### [Given entries]
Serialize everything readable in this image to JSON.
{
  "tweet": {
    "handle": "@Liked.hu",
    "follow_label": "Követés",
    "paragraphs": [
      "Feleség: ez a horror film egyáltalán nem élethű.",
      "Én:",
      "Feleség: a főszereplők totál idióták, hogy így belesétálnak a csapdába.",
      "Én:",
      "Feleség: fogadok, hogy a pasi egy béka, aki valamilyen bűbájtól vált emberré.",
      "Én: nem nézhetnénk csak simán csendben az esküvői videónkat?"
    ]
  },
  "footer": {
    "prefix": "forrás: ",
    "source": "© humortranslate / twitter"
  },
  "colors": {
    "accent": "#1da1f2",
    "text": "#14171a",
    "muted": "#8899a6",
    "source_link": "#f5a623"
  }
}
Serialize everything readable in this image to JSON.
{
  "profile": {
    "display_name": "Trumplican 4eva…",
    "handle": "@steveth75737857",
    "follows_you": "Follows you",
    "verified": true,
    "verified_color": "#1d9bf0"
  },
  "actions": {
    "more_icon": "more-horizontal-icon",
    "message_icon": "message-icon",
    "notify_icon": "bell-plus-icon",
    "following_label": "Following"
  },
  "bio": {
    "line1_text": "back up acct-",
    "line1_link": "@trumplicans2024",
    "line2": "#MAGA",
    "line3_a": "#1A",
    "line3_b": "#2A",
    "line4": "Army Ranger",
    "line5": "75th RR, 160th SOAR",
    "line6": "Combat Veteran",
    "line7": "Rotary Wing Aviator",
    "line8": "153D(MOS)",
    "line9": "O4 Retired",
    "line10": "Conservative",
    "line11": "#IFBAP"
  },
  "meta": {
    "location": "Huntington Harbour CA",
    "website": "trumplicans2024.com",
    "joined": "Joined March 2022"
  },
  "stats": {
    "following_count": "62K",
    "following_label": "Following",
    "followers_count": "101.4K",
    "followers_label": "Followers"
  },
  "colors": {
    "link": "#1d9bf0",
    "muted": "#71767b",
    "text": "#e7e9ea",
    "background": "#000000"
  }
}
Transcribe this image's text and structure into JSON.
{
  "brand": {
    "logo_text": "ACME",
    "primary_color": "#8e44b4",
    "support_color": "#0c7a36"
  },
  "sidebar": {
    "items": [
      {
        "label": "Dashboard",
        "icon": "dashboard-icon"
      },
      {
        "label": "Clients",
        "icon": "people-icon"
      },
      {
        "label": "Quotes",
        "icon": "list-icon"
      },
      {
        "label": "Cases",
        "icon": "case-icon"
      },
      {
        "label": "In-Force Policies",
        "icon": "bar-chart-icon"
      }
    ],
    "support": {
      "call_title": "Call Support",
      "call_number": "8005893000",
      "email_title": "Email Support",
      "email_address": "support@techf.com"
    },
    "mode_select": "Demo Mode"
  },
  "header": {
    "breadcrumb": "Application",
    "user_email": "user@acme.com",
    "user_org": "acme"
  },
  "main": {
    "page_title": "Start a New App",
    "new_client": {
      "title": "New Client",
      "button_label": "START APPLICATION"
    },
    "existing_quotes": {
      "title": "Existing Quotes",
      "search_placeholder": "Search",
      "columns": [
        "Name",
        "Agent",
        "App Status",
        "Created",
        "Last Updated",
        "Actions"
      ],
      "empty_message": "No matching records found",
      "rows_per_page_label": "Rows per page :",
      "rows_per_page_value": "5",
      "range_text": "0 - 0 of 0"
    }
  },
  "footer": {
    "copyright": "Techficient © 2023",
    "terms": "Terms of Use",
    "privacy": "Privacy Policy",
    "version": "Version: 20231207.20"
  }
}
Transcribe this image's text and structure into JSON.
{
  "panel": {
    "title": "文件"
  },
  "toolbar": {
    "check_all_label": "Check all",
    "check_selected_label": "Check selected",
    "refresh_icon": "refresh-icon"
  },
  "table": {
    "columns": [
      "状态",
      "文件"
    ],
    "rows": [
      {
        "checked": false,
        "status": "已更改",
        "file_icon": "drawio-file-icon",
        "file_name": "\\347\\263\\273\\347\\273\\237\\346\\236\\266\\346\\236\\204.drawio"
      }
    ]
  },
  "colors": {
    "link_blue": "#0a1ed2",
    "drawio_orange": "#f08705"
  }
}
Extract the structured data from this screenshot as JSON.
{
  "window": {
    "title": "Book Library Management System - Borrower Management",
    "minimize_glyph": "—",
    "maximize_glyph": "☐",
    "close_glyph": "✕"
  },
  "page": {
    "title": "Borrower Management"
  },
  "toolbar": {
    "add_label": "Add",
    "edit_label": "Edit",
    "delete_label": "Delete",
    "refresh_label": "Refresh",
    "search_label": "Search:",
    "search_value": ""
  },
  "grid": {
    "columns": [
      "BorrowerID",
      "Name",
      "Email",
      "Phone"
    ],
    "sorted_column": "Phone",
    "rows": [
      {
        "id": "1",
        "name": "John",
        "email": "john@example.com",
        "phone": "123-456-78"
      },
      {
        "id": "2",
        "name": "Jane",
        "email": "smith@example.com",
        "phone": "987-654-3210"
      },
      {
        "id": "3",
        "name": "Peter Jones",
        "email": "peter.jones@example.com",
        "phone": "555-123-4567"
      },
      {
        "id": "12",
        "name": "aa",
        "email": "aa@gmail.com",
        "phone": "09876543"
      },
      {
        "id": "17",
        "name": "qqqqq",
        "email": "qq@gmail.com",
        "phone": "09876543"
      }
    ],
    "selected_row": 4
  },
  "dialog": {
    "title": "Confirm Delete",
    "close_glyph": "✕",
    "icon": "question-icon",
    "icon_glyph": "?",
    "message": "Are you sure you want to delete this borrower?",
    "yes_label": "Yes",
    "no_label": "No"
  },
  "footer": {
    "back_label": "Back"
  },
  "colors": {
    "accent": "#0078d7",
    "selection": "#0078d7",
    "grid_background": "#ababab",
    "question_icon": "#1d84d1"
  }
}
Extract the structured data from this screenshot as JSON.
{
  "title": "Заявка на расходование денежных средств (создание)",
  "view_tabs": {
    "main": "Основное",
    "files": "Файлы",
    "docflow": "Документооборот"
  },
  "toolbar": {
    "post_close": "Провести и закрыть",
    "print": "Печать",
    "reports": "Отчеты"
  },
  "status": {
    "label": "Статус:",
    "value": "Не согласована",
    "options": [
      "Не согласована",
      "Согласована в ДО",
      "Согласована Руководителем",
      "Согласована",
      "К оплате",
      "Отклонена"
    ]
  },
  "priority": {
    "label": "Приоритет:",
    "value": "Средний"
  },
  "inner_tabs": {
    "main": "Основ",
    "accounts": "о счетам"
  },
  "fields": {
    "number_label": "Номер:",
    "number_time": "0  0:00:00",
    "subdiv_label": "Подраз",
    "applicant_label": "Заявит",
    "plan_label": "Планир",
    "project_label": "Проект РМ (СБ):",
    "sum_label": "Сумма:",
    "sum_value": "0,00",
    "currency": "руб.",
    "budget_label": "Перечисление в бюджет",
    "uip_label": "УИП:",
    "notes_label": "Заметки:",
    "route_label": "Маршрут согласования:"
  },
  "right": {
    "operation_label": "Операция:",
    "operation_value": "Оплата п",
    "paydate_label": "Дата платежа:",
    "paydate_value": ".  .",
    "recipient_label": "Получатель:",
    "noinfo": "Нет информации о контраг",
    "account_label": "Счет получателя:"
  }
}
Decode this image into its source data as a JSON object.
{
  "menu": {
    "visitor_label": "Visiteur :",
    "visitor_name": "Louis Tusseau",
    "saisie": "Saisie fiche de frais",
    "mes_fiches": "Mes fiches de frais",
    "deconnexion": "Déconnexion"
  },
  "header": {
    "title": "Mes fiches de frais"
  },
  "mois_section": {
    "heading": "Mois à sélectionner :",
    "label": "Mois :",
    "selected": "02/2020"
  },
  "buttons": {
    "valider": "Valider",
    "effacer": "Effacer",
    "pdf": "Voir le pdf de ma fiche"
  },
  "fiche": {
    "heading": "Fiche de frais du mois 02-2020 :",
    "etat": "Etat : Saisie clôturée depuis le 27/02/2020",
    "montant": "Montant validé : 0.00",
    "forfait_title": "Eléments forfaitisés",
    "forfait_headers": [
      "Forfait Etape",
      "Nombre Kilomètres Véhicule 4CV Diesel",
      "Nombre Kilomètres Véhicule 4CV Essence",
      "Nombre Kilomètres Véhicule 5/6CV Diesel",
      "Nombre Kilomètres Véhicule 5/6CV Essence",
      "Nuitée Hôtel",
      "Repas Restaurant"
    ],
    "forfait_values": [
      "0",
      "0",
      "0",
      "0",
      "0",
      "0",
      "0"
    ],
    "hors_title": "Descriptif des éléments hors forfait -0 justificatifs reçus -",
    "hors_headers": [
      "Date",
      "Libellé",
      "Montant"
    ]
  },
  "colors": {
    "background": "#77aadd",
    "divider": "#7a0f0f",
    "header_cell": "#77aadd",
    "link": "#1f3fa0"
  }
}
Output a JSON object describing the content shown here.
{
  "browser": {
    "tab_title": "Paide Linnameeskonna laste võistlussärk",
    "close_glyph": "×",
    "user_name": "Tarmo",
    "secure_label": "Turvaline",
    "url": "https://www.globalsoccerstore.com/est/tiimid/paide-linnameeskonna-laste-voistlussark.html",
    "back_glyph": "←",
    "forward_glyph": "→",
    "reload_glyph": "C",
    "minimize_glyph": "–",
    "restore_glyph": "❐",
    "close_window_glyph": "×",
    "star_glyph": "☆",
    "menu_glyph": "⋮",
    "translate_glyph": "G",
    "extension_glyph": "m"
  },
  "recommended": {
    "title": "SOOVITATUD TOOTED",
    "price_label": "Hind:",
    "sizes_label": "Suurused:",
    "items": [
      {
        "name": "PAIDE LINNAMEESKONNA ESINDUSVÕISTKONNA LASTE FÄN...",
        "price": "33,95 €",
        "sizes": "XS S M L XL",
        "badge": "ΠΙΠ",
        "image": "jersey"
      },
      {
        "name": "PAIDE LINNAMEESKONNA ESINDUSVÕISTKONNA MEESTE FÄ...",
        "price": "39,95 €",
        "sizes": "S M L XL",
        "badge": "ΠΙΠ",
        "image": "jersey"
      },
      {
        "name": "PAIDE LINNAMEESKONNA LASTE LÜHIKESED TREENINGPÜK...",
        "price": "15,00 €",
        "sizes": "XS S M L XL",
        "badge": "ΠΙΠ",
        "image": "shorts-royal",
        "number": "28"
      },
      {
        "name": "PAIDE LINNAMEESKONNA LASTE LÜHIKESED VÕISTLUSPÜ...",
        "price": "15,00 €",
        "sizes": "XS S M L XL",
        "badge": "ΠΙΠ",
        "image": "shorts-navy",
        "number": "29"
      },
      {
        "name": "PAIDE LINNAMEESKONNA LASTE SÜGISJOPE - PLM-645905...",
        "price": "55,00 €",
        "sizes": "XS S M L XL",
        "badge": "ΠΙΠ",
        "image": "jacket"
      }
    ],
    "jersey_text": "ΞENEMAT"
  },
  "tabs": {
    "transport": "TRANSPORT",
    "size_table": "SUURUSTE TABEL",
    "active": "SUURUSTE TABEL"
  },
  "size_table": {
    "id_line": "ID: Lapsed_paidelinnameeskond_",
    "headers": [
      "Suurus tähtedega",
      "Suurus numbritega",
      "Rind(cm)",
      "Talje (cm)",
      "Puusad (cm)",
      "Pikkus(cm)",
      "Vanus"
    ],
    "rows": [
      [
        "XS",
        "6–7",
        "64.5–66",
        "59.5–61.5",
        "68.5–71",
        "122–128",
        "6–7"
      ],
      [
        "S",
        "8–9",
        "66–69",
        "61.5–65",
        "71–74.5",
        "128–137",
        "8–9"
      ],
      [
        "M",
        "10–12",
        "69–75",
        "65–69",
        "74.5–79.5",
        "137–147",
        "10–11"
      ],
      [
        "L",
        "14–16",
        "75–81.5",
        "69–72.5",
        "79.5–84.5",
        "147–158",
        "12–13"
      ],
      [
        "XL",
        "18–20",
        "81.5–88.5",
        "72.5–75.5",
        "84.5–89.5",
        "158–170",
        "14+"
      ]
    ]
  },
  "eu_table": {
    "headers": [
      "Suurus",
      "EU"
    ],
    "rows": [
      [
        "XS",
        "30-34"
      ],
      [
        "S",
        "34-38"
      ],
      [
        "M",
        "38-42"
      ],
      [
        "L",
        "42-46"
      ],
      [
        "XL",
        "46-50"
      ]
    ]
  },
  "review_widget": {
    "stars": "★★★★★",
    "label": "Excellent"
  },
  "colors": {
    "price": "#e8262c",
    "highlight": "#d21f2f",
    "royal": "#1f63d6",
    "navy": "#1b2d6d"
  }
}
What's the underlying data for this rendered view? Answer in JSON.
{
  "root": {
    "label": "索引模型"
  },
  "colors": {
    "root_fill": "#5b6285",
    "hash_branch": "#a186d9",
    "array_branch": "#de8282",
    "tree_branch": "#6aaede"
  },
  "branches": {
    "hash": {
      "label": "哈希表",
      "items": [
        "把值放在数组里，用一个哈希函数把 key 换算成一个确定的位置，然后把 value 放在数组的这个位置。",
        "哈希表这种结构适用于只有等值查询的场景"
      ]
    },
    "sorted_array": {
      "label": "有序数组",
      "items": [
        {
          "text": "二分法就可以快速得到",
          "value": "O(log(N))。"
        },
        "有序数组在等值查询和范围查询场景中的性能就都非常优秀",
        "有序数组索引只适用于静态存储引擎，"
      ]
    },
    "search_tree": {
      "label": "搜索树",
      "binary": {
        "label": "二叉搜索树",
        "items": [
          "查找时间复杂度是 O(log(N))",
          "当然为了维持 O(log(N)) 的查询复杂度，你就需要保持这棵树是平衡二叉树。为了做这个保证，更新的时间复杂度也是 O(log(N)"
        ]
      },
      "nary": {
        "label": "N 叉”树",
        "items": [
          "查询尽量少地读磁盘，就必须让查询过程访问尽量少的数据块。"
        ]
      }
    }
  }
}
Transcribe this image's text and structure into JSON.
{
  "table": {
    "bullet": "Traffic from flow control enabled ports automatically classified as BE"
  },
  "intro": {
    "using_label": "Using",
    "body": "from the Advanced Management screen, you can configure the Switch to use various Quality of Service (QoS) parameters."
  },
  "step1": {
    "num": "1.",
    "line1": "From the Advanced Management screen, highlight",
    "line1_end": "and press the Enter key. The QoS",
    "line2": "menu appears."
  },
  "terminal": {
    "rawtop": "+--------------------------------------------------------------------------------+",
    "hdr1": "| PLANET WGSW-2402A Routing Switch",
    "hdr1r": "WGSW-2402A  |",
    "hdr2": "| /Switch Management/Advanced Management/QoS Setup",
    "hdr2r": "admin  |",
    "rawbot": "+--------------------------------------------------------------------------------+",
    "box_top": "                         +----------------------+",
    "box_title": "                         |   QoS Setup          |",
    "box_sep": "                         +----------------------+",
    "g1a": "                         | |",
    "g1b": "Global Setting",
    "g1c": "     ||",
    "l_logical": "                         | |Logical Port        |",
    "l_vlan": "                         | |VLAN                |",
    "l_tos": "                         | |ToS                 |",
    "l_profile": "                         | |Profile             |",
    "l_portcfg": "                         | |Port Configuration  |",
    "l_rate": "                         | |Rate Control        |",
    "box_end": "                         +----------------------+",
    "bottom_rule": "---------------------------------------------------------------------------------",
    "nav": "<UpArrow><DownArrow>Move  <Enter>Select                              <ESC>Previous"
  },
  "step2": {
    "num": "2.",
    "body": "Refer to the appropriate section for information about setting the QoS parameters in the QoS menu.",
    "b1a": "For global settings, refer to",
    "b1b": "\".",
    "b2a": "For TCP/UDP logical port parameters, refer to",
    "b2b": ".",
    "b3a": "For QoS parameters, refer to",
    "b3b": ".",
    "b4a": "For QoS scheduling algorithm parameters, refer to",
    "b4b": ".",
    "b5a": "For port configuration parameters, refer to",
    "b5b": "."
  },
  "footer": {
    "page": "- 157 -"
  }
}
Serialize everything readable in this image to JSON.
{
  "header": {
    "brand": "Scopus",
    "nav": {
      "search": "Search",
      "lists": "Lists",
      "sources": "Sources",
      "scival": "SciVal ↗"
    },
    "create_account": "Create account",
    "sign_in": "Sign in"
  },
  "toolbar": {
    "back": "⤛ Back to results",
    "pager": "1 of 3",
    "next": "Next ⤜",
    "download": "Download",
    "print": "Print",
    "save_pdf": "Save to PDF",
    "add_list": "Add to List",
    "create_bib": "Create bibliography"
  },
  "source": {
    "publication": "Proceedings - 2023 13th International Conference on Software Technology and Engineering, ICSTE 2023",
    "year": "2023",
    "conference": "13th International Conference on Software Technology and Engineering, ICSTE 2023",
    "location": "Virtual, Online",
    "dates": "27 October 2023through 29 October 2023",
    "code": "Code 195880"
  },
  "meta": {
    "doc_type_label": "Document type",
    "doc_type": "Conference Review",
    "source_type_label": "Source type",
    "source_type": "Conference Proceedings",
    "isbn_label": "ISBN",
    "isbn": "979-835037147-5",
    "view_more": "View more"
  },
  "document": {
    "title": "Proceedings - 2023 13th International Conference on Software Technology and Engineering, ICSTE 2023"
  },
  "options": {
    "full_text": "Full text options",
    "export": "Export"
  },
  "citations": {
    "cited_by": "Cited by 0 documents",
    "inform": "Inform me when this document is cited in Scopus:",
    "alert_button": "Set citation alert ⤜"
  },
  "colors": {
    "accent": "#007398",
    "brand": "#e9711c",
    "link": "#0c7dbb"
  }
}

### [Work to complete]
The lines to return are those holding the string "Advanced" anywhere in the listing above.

### [Exercise output]
    "body": "from the Advanced Management screen, you can configure the Switch to use various Quality of Service (QoS) parameters."
    "line1": "From the Advanced Management screen, highlight",
    "hdr2": "| /Switch Management/Advanced Management/QoS Setup",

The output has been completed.